Top of EXTRACTED INFORMATION

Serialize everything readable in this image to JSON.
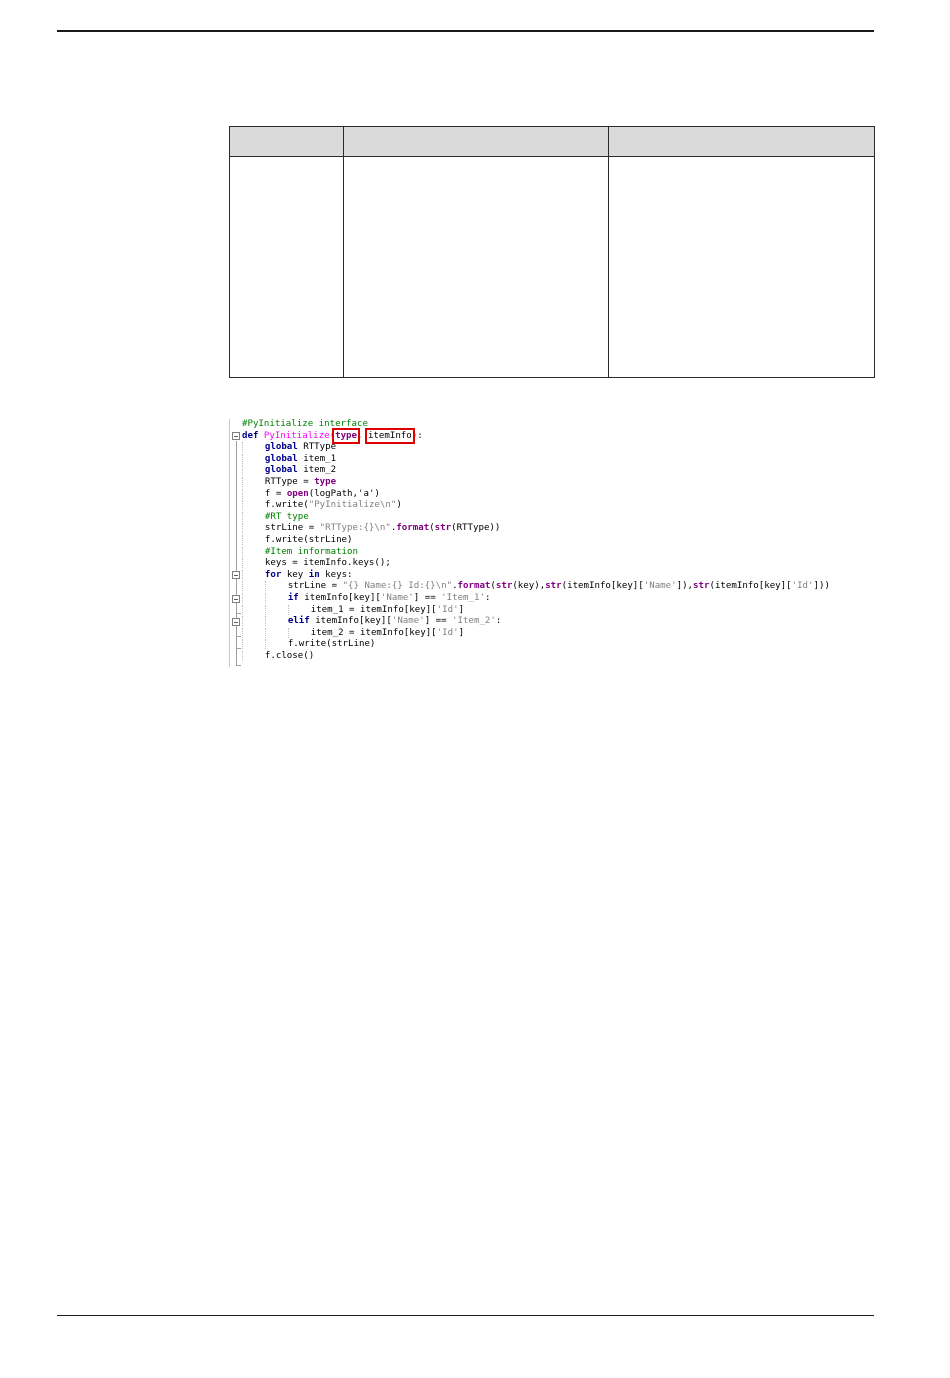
{
  "table": {
    "headers": [
      "",
      "",
      ""
    ],
    "rows": [
      [
        "",
        "",
        ""
      ]
    ]
  },
  "code": {
    "lines": [
      {
        "indent": 0,
        "tokens": [
          {
            "t": "#PyInitialize interface",
            "c": "cm"
          }
        ]
      },
      {
        "indent": 0,
        "tokens": [
          {
            "t": "def ",
            "c": "kw"
          },
          {
            "t": "PyInitialize(",
            "c": "fn"
          },
          {
            "t": "type",
            "c": "bi",
            "hl": true
          },
          {
            "t": ", "
          },
          {
            "t": "itemInfo",
            "hl": true
          },
          {
            "t": "):"
          }
        ]
      },
      {
        "indent": 1,
        "tokens": [
          {
            "t": "global ",
            "c": "kw"
          },
          {
            "t": "RTType"
          }
        ]
      },
      {
        "indent": 1,
        "tokens": [
          {
            "t": "global ",
            "c": "kw"
          },
          {
            "t": "item_1"
          }
        ]
      },
      {
        "indent": 1,
        "tokens": [
          {
            "t": "global ",
            "c": "kw"
          },
          {
            "t": "item_2"
          }
        ]
      },
      {
        "indent": 1,
        "tokens": [
          {
            "t": "RTType = "
          },
          {
            "t": "type",
            "c": "bi"
          }
        ]
      },
      {
        "indent": 1,
        "tokens": [
          {
            "t": "f = "
          },
          {
            "t": "open",
            "c": "bi"
          },
          {
            "t": "(logPath,'a')"
          }
        ]
      },
      {
        "indent": 1,
        "tokens": [
          {
            "t": "f.write("
          },
          {
            "t": "\"PyInitialize\\n\"",
            "c": "st"
          },
          {
            "t": ")"
          }
        ]
      },
      {
        "indent": 1,
        "tokens": [
          {
            "t": "#RT type",
            "c": "cm"
          }
        ]
      },
      {
        "indent": 1,
        "tokens": [
          {
            "t": "strLine = "
          },
          {
            "t": "\"RTType:{}\\n\"",
            "c": "st"
          },
          {
            "t": "."
          },
          {
            "t": "format",
            "c": "bi"
          },
          {
            "t": "("
          },
          {
            "t": "str",
            "c": "bi"
          },
          {
            "t": "(RTType))"
          }
        ]
      },
      {
        "indent": 1,
        "tokens": [
          {
            "t": "f.write(strLine)"
          }
        ]
      },
      {
        "indent": 1,
        "tokens": [
          {
            "t": "#Item information",
            "c": "cm"
          }
        ]
      },
      {
        "indent": 1,
        "tokens": [
          {
            "t": "keys = itemInfo.keys();"
          }
        ]
      },
      {
        "indent": 1,
        "tokens": [
          {
            "t": "for ",
            "c": "kw"
          },
          {
            "t": "key "
          },
          {
            "t": "in ",
            "c": "kw"
          },
          {
            "t": "keys:"
          }
        ]
      },
      {
        "indent": 2,
        "tokens": [
          {
            "t": "strLine = "
          },
          {
            "t": "\"{} Name:{} Id:{}\\n\"",
            "c": "st"
          },
          {
            "t": "."
          },
          {
            "t": "format",
            "c": "bi"
          },
          {
            "t": "("
          },
          {
            "t": "str",
            "c": "bi"
          },
          {
            "t": "(key),"
          },
          {
            "t": "str",
            "c": "bi"
          },
          {
            "t": "(itemInfo[key]["
          },
          {
            "t": "'Name'",
            "c": "st"
          },
          {
            "t": "]),"
          },
          {
            "t": "str",
            "c": "bi"
          },
          {
            "t": "(itemInfo[key]["
          },
          {
            "t": "'Id'",
            "c": "st"
          },
          {
            "t": "]))"
          }
        ]
      },
      {
        "indent": 2,
        "tokens": [
          {
            "t": "if ",
            "c": "kw"
          },
          {
            "t": "itemInfo[key]["
          },
          {
            "t": "'Name'",
            "c": "st"
          },
          {
            "t": "] == "
          },
          {
            "t": "'Item_1'",
            "c": "st"
          },
          {
            "t": ":"
          }
        ]
      },
      {
        "indent": 3,
        "tokens": [
          {
            "t": "item_1 = itemInfo[key]["
          },
          {
            "t": "'Id'",
            "c": "st"
          },
          {
            "t": "]"
          }
        ]
      },
      {
        "indent": 2,
        "tokens": [
          {
            "t": "elif ",
            "c": "kw"
          },
          {
            "t": "itemInfo[key]["
          },
          {
            "t": "'Name'",
            "c": "st"
          },
          {
            "t": "] == "
          },
          {
            "t": "'Item_2'",
            "c": "st"
          },
          {
            "t": ":"
          }
        ]
      },
      {
        "indent": 3,
        "tokens": [
          {
            "t": "item_2 = itemInfo[key]["
          },
          {
            "t": "'Id'",
            "c": "st"
          },
          {
            "t": "]"
          }
        ]
      },
      {
        "indent": 2,
        "tokens": [
          {
            "t": "f.write(strLine)"
          }
        ]
      },
      {
        "indent": 1,
        "tokens": [
          {
            "t": "f.close()"
          }
        ]
      }
    ]
  }
}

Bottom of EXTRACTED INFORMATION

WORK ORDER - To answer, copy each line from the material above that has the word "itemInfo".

EXERCISE SOLUTION -
            "t": "itemInfo",
            "t": "keys = itemInfo.keys();"
            "t": "(itemInfo[key]["
            "t": "(itemInfo[key]["
            "t": "itemInfo[key]["
            "t": "item_1 = itemInfo[key]["
            "t": "itemInfo[key]["
            "t": "item_2 = itemInfo[key]["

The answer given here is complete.